“It is time to bring Canada’s legal profession into compliance with modern standards of independent oversight and external accountability.”
In a previous article, I told how Ontario’s Law Society of Upper Canada licensed a known pedophile to practice Child Protection Law – with predictable results. (You can read that article right here.)
What were the Law Society’s senior benchers thinking to do such a thing? Have they lost touch with reality? How did they suppose ordinary Canadians would perceive this? Did they not consider the welfare of the children who would be exposed to this pedophile lawyer?
Or… was the Law Society of Upper Canada so completely embraced with a sense of entitlement and superiority that duty to the public trust simply never entered the equation? I suspect that was the case – and remains so today.
I’ve expanded upon that theme in my first ‘op-ed’ video production to call for independent oversight of Canada’s legal profession. In the video I contrast how Canadians impose independent oversight and external accountability upon the police (with good reason) – yet we continue to allow our legal profession to regulate itself in the face of mounting evidence that this arrangement is not working out – to put it mildly.
Now don’t get me wrong here… the vast majority of Canada’s lawyers and judges do their best every day to deliver the best justice they can within the rules, laws and system that we have. And thank g*d that they do, because we have all the examples we need in some other countries to see what an entirely corrupt system does to individuals.
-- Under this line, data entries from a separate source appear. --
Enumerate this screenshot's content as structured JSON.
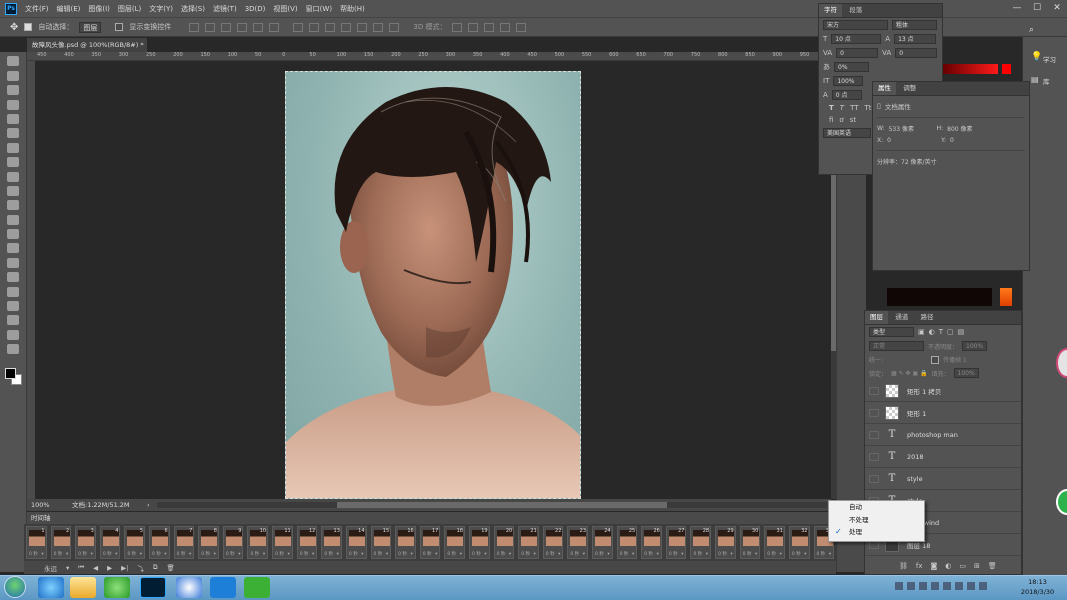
{
  "menubar": {
    "items": [
      "文件(F)",
      "编辑(E)",
      "图像(I)",
      "图层(L)",
      "文字(Y)",
      "选择(S)",
      "滤镜(T)",
      "3D(D)",
      "视图(V)",
      "窗口(W)",
      "帮助(H)"
    ],
    "window_buttons": [
      "—",
      "☐",
      "✕"
    ]
  },
  "options": {
    "auto_select_label": "自动选择：",
    "auto_select_value": "图层",
    "show_transform_label": "显示变换控件",
    "mode_3d_label": "3D 模式："
  },
  "document": {
    "tab_title": "故障风头像.psd @ 100%(RGB/8#) *",
    "zoom": "100%",
    "doc_info": "文档:1.22M/51.2M",
    "ruler_ticks": [
      "450",
      "400",
      "350",
      "300",
      "250",
      "200",
      "150",
      "100",
      "50",
      "0",
      "50",
      "100",
      "150",
      "200",
      "250",
      "300",
      "350",
      "400",
      "450",
      "500",
      "550",
      "600",
      "650",
      "700",
      "750",
      "800",
      "850",
      "900",
      "950"
    ]
  },
  "timeline": {
    "title": "时间轴",
    "frame_duration": "0 秒",
    "frame_numbers": [
      "1",
      "2",
      "3",
      "4",
      "5",
      "6",
      "7",
      "8",
      "9",
      "10",
      "11",
      "12",
      "13",
      "14",
      "15",
      "16",
      "17",
      "18",
      "19",
      "20",
      "21",
      "22",
      "23",
      "24",
      "25",
      "26",
      "27",
      "28",
      "29",
      "30",
      "31",
      "32",
      "33"
    ],
    "loop_label": "永远"
  },
  "character_panel": {
    "tabs": [
      "字符",
      "段落"
    ],
    "font_family": "宋方",
    "font_style": "粗体",
    "font_size": "10 点",
    "leading": "13 点",
    "kerning": "0",
    "tracking": "0",
    "scale_pct": "0%",
    "vertical_scale": "100%",
    "baseline": "0 点",
    "language": "美国英语"
  },
  "properties_panel": {
    "tabs": [
      "属性",
      "调整"
    ],
    "title": "文档属性",
    "w_label": "W:",
    "w_value": "533 像素",
    "h_label": "H:",
    "h_value": "800 像素",
    "x_label": "X:",
    "x_value": "0",
    "y_label": "Y:",
    "y_value": "0",
    "resolution": "分辨率：72 像素/英寸"
  },
  "layers_panel": {
    "tabs": [
      "图层",
      "通道",
      "路径"
    ],
    "kind_filter": "类型",
    "blend_mode": "正常",
    "opacity_label": "不透明度：",
    "opacity_value": "100%",
    "lock_label": "锁定：",
    "fill_label": "填充：",
    "fill_value": "100%",
    "unify_label": "统一：",
    "propagate_label": "传播帧 1",
    "layers": [
      {
        "name": "矩形 1 拷贝",
        "type": "shape"
      },
      {
        "name": "矩形 1",
        "type": "shape"
      },
      {
        "name": "photoshop man",
        "type": "text"
      },
      {
        "name": "2018",
        "type": "text"
      },
      {
        "name": "style",
        "type": "text"
      },
      {
        "name": "style",
        "type": "text"
      },
      {
        "name": "fault wind",
        "type": "text"
      },
      {
        "name": "图层 18",
        "type": "pixel"
      }
    ]
  },
  "context_menu": {
    "items": [
      {
        "label": "自动",
        "checked": false
      },
      {
        "label": "不处理",
        "checked": false
      },
      {
        "label": "处理",
        "checked": true
      }
    ]
  },
  "right_dock": {
    "learn_label": "学习",
    "library_label": "库"
  },
  "taskbar": {
    "time": "18:13",
    "date": "2018/3/30"
  },
  "colors": {
    "ui_dark": "#535353",
    "canvas_bg": "#282828",
    "accent_red": "#ff0000",
    "accent_orange": "#ff7a1a",
    "ps_blue": "#31a8ff"
  }
}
To borrow a phrase from Winston Churchill… Canada’s justice system is the worst – except for all the others.
And yet; increasingly, ordinary Canadians see that the power and authority (two entirely different concepts) conferred upon our lawyers and judges is too often abused or in the least, misapplied for reasons that range from overwhelmed, under-resourced courts to disturbing incidents of corruption and coverups at all levels.
Among the the rank and file of Canada’s legal profession, there has developed a distinct lack of courage to do the right thing.
Ordinary Canadians see a legal profession that once was the champion of Rule of Law now reduced to padding time dockets to meet Bay Street rents.
Canadian lawyers acknowledge that Ontario has a special problem
In the last two years as I expanded my advocacy for Self-Represented Litigants, I’ve spoken to many lawyers, Crown Attorneys and even a few judges/retired judges across Canada – right from Newfoundland through the Maritimes, into Quebec, onto the prairies and to our West Coast.
It is a fair comment to say that the general reputation of Ontario’s lawyers and the Law Society of Upper Canada is not exactly stellar in the eyes of many legal professionals outside of the province. In a phrase, the major Toronto law firms’ culture of ‘big money and big politics’ is viewed with disdain even in small Ontario communities.
But the systemic faults of the legal profession that are magnified in Big Law Ontario are not absent from other provinces.
Throughout Canada, lawyers are regulated, investigated and disciplined by the same people they went to law school with, the same people they work with and the same people they attend office parties and BBQs with.
Across Canada, when it comes to the legal profession, there is…
- No independent oversight.
- No independent investigations of lawyer misconduct.
- No external accountability.
- No transparency.
A growing legacy of scandals, cover-ups and whitewash means that it is time for independent investigations of lawyer misconduct in the short term – with the long term goal of bringing modern concepts of independent oversight to legal professionals who, like the police, have tremendous individual and group authority and power, with the attendant potential for abuse.
It is time to bring Canada’s legal profession into compliance with modern standards of independent oversight and external accountability.